“Riot police used tear gas and concussion grenades on hundreds of students protesting outside Montreal’s Palais des congrès Friday, where Premier Jean Charest was speaking at a symposium on northern development.” So begins a news report on CBC News.
College students have long been an element of social change around the world. Sometimes the protests are peaceful and have a clear purpose or goal in mind. Students identify with what they see as a social or economic wrong and take to the streets in an attempt to sway public officials to change the policy.
Often, however, the protests turn violent and seem little more than an excuse to act out with little chance of any individual student getting caught. The rage, anger, or depravity that lurks just beneath the social norms sees an opportunity to lash out. Strengthened and emboldened by the hundreds of others actors, mob mentality prevails and destruction ensues.
The protests in Canada are not a result of a food shortage. They are not a result of limited access to medical care or supplies. They are a result of a proposed student tuition hike. And they’ve turned violent.
How to Prepare
So, we can a prepper do to prepare for such events? What lessons can be learned?
- Review your supplies and preparations. Make sure that you have enough food, water, and the other supplies you’ll need in the case of a long term bug-in situation. You do not want to venture out into the streets when a riot is taking place.
- Renew your mind and your commitment to being prepared. Know ahead of time where your fallback location will be should getting home prove impossible. Learn alternate ways to navigate to your fallback location. Make sure your have other things in order as well – the proper home and auto insurance to cover damage incurred during the rioting.
- Recognize the threats early. Watch the news and other sources for current events. Look for trends or upcoming events that may encourage protestors to spiral out of control and into a riot. Take a few days off from work or plan to work remotely if possible on days when you believe violence is likely.
- Retreat to your fallback location. Make sure that you have a plan, preferably printed and readily available to everyone in your family, so they know where to meet should an event take you by surprise. At the first sign of things turning bad, go ahead and make the trip to your fallback location. If nothing bad happens, that’s good. Just use the time to make subtle improvements to your plans and fallback location.

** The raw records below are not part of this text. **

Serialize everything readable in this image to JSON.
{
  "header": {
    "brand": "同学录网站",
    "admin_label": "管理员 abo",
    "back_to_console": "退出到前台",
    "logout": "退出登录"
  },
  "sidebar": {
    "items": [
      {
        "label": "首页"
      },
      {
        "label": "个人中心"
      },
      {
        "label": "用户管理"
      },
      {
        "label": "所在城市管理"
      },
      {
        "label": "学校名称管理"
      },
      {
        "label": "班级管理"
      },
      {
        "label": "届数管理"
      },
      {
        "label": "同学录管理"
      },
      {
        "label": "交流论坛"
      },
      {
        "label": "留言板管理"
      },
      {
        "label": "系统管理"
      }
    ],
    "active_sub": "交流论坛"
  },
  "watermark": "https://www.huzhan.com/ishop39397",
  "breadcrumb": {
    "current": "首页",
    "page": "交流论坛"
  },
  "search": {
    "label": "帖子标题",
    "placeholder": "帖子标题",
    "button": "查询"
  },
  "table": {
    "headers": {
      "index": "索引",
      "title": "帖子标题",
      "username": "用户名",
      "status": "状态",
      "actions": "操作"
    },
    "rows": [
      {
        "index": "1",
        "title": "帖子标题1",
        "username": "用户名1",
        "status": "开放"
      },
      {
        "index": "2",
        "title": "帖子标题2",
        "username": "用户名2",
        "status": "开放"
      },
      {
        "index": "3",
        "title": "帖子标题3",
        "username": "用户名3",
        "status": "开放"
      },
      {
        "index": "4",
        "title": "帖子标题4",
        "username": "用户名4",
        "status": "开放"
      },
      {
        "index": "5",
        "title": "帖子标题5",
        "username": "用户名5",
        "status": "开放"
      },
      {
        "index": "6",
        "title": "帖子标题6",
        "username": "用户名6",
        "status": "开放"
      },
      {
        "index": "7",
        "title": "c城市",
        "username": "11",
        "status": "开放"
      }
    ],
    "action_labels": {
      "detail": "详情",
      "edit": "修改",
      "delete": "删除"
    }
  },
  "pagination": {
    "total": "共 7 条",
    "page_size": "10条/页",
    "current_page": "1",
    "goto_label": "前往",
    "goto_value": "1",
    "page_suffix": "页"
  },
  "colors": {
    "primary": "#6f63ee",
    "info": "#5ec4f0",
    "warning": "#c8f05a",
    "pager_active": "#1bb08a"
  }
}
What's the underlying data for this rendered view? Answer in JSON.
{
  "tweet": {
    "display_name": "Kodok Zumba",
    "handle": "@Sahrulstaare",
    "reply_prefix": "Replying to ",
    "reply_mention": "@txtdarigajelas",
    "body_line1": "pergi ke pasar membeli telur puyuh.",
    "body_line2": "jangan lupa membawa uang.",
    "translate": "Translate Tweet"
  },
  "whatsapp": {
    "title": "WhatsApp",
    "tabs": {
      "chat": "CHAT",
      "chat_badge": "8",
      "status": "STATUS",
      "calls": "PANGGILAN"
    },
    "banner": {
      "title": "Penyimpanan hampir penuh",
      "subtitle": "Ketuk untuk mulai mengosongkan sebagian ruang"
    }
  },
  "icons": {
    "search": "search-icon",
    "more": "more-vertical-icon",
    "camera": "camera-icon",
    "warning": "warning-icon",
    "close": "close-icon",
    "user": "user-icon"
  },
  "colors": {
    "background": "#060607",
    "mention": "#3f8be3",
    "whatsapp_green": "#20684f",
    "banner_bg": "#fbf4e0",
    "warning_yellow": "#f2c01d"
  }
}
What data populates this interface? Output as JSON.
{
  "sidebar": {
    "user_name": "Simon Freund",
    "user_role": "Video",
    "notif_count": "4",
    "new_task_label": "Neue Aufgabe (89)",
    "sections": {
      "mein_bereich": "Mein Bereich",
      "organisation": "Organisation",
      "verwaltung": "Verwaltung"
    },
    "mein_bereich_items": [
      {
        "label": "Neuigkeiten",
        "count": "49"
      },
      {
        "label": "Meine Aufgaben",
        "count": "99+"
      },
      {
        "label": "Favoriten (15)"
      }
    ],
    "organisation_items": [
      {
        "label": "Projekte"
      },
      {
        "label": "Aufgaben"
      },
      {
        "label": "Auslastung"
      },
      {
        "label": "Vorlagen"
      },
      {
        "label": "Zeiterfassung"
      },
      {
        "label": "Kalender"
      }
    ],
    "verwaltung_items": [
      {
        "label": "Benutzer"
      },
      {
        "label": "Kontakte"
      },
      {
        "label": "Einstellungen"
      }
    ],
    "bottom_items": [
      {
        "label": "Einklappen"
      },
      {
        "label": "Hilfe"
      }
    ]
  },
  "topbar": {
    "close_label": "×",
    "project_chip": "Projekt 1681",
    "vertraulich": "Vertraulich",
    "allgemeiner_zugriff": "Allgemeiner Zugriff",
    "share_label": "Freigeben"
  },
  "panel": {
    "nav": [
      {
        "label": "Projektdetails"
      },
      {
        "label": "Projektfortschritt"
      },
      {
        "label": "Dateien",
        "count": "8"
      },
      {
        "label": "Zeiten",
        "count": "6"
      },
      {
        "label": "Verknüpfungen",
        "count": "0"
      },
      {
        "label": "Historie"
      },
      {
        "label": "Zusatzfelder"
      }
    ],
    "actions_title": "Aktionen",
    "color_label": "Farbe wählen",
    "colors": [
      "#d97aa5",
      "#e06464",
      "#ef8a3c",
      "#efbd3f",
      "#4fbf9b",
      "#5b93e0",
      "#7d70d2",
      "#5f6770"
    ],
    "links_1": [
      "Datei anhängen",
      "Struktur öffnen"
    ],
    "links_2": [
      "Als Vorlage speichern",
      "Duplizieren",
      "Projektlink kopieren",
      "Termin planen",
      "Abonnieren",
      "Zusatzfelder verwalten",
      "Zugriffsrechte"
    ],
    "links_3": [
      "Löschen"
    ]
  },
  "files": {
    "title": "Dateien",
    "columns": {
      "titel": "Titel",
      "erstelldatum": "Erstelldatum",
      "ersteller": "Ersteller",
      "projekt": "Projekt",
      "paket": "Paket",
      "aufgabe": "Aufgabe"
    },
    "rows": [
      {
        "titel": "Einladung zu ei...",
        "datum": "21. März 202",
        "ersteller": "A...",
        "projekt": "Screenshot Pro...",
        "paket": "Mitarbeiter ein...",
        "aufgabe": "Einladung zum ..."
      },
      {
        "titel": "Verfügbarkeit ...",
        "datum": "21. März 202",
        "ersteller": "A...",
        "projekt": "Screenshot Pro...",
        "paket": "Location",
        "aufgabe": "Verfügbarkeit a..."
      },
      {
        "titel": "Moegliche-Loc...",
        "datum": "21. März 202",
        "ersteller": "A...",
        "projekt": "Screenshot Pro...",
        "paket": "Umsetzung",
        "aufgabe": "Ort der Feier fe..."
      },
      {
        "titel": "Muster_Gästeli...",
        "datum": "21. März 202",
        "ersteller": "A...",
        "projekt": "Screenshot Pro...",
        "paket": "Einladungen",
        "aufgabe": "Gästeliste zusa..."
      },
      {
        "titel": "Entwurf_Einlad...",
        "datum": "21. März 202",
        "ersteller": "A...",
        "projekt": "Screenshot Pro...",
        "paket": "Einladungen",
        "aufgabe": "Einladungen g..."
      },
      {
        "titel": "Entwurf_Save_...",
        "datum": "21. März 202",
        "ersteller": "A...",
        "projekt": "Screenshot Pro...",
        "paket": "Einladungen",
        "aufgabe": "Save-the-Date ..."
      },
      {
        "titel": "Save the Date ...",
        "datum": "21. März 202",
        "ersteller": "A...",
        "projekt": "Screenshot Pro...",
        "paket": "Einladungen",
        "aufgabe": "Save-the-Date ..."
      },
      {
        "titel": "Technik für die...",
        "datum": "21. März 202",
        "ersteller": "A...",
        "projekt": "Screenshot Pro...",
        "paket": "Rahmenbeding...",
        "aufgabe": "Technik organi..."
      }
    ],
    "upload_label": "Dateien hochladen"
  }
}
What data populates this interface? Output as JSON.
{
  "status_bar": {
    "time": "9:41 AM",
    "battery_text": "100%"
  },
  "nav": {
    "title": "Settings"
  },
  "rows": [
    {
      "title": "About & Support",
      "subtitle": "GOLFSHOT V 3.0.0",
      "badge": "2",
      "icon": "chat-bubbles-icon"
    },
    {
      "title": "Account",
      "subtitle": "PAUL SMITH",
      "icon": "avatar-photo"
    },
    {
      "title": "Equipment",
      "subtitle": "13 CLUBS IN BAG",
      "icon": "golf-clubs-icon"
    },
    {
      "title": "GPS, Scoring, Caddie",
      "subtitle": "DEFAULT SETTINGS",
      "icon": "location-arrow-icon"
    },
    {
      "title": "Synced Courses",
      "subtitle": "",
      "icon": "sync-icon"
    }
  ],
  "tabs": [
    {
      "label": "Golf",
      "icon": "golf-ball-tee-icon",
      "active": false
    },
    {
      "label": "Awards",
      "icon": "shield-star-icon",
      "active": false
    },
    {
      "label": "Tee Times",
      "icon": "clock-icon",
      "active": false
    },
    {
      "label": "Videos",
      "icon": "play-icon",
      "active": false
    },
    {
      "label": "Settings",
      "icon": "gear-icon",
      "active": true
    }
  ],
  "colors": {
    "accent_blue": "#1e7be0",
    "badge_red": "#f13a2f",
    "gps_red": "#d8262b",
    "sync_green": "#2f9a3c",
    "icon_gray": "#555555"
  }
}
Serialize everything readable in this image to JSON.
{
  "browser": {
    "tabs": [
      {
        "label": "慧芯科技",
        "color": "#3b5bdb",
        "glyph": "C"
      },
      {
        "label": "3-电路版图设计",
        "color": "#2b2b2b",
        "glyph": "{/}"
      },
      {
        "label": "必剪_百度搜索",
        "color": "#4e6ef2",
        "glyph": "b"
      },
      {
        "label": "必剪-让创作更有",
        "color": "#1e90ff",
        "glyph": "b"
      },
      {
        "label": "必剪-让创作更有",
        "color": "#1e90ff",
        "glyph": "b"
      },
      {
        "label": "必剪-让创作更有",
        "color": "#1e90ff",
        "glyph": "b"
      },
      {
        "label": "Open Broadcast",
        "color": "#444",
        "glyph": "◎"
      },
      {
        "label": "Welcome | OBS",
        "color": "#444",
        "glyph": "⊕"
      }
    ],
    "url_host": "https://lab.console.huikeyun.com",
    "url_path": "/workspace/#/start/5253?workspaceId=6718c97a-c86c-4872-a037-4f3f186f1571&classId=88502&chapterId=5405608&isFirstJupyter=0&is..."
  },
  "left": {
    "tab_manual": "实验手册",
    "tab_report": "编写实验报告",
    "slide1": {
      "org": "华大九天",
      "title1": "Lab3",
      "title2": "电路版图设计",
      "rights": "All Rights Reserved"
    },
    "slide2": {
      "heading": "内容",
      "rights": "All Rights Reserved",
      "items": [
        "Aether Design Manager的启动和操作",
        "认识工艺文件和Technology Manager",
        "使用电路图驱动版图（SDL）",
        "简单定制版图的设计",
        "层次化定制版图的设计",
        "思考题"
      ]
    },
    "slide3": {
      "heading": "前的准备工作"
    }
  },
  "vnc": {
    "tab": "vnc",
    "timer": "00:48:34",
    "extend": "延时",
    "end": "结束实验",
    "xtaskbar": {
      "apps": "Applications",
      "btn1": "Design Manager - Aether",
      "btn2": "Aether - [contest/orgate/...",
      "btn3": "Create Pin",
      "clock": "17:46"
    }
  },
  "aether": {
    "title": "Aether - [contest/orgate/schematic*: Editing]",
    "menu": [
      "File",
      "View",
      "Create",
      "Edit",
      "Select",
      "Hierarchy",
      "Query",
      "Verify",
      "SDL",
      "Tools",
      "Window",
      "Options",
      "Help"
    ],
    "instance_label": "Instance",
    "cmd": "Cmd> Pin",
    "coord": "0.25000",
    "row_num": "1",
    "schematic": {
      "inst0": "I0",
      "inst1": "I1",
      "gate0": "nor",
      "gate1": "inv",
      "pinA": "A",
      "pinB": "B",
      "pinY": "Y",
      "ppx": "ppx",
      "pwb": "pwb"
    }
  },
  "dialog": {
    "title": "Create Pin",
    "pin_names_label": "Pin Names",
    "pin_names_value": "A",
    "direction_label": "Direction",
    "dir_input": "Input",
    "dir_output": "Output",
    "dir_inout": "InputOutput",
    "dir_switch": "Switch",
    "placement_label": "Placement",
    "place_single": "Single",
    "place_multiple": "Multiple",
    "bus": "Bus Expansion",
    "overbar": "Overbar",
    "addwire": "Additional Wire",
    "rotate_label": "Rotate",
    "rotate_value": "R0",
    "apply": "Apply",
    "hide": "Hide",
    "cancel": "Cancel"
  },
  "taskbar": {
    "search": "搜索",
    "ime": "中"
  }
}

I’m not an alarmist by nature and I don’t find a riot lurking under every court decision or policy implementation by the legislature. But I do think it wise to pay attention and react appropriately when warning signs begin to appear.